Who do we got this month? Spider-Man, Tigra, Hulk, Storm, Ant-Man, and Giant-Girl. They're guest-starring with the eponymous Nick Fury and the Howling Commandos.
Past issues featuring guest stars haven't worked so well. Let's see how it works out this time.
Our story opens in Egypt, 1250 BC, where the Hulk and the Howling Commandos are having a chat.
"Earlier. The Year 1943."
Oh, it's a time-travel story. Dangerous territory, these. But let's see where we're going.
So the Howling Commandos are on leave in (1943) London. Or something like leave – they have a mission of some sort, but Fury and the boys don't take it very seriously. They take in the dance halls and the cafes, chat briefly with an ancient Egyptian priest, and sightsee at the Tower of London. (The Egyptian priest doesn't faze them as much as you might expect it to, but they have other things on their minds.) While strolling the halls of the Tower, they suddenly disappear!
Cut to the 2009 Tower, where the Avengers are tangling with a woolly mammoth. Spidey's webs don't work very well against something that bulky, and neither does Storm's ability to summon a blizzard. I'm not sure why they thought a snowstorm would bother a woolly mammoth, but there you are. Finally, the Hulk ambles over and drops it with a single blow. Problem solved... or is it? Now there are cats everywhere.
"Tigra," Spider-Man asks, "are you doing this?"
"Why does everyone think I can control cats?" she replies. "Can you control spiders?"
Searching for the source of the cats, the Avengers begin exploring the Tower of London, and just like the Howling Commandos did earlier, they vanish! That is, some of them do: Tigra, Ant-Man, Spider-Man, and the Hulk disappear, into the past as it turns out. They begin bouncing through time like a pinball, meeting dinosaurs, Abraham Lincoln, Toulouse-Lautrec, and other notables, before arriving in ancient Egypt. There they meet the Howling Commandos, imprisoned in a cage. The Hulk frees the irritated G.I.s, and just in time, because the whole group is suddenly attacked by Egyptian soldiers wielding ray-guns!

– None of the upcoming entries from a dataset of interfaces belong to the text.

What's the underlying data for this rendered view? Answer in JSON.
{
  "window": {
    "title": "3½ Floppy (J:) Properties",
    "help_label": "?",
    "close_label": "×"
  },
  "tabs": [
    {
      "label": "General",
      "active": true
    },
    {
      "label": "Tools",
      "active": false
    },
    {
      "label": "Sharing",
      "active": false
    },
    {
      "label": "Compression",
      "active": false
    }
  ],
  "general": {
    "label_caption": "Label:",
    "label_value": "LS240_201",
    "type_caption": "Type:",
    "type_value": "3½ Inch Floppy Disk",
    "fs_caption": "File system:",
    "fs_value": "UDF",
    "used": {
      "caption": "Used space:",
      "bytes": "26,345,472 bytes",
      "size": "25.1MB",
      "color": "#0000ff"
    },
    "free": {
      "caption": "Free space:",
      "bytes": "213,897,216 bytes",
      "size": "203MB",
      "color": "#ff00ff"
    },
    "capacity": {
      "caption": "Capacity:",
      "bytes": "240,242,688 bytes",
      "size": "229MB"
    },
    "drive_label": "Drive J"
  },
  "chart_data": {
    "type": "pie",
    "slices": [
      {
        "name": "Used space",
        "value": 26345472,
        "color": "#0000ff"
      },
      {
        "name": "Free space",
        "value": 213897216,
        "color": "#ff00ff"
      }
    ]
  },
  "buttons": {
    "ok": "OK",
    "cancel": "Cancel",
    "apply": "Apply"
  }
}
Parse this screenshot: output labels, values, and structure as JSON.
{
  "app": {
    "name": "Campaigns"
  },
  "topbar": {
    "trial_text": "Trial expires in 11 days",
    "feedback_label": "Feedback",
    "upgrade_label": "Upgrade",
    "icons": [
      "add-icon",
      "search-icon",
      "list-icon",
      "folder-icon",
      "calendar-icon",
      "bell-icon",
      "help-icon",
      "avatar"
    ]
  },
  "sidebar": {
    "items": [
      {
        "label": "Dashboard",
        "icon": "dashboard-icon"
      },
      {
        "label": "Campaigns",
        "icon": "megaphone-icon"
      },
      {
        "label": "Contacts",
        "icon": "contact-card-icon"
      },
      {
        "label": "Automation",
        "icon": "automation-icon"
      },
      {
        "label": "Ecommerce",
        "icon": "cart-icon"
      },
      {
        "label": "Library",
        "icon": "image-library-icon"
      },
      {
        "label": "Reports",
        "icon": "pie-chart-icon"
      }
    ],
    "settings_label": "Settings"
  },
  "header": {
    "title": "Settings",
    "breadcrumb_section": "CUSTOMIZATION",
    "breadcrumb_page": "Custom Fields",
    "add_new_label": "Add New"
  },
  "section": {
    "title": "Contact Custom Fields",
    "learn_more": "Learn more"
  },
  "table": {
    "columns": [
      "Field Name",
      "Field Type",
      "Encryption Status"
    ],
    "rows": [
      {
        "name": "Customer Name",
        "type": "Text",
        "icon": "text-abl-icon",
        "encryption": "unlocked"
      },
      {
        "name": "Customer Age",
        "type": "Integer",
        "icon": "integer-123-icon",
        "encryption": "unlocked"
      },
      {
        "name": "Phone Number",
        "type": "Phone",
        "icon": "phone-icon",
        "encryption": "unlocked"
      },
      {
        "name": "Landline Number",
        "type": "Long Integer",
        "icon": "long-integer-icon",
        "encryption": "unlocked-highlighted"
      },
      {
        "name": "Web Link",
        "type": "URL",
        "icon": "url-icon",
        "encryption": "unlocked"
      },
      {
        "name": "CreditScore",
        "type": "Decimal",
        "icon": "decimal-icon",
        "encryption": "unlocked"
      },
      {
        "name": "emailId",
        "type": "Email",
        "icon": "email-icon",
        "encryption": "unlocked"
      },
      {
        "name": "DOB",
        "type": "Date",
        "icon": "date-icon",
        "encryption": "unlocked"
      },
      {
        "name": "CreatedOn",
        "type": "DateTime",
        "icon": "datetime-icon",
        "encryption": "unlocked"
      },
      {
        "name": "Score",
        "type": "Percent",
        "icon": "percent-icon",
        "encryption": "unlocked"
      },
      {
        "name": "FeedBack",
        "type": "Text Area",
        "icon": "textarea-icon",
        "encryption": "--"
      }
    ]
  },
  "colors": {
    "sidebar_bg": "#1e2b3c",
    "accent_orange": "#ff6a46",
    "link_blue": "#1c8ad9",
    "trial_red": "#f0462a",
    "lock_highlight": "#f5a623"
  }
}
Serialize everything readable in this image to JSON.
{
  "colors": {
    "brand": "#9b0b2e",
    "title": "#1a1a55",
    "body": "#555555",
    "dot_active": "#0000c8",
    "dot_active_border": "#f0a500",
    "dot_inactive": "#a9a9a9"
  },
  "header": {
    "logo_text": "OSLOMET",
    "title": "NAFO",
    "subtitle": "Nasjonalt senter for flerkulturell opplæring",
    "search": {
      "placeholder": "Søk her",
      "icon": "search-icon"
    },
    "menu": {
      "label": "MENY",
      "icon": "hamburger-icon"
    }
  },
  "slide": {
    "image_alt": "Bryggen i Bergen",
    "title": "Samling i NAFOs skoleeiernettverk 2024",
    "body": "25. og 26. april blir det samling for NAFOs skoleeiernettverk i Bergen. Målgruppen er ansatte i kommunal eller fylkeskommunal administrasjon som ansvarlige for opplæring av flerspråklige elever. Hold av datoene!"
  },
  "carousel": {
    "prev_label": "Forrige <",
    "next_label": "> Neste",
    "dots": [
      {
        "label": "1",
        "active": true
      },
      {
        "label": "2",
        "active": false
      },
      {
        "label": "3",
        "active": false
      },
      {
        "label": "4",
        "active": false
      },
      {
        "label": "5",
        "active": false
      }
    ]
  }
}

Wielding them like clubs, actually. In an amusing twist for this sort of story, the soldiers have advanced technology, but aren't sure how to use it.
The Avengers probably could win this one without resorting to gimmicks, but a gimmick presents itself: the soldiers finally get a good look at Tigra, and mistake her for Bast, their cat-god. Filled with religious awe, the Egyptians disclose what's going on. It seems that two Egyptian magicians (including the priest who appeared in London earlier) are attempting to make the Pharoah immortal by halting the flow of time around his body. It's not clear whether this approach is successful, but whatever it's doing for Pharoah, it is certainly disrupting the entire timestream.
Enter the two magicians, who begin "summoning" defenders from out of time: sabretooth tigers, soldiers on Segways, etc. More fighting ensues, until the magicians overextend themselves and turn themselves into babies! Problem solved! Better yet, with the magicians disabled, the timestream repairs itself, shunting everything back to its own proper time and place. Or almost everything: we close with a shot of an ancient Egyptian statuette of Tigra, donated to the Tower of London by the Howling Commandos.
As I anticipated back at the beginning, the guest stars didn't work out. There wasn't anything for the Howling Commandos to do, and the story would have worked just as well without them. And the curse of Paul Tobin's poor plotting continues: there are three fight sequences in the issue, and the first two end when the Hulk hits something. The third ends for no reason at all, just because Tobin ran out of page count.
But... it's funny. The Egyptians swinging ray-guns like clubs is funny. The Segways are funny. Tigra giving in and accepting that everyone will always think she can control cats is funny. So props for that.
I enjoyed this one. Lolli's pencils are good as ever – the sorceress on panel 2, page 18, is particularly nice – and while there's no excuse for the plot problems, the funny compensates for it. Keep reaching for that rainbow, Tobin.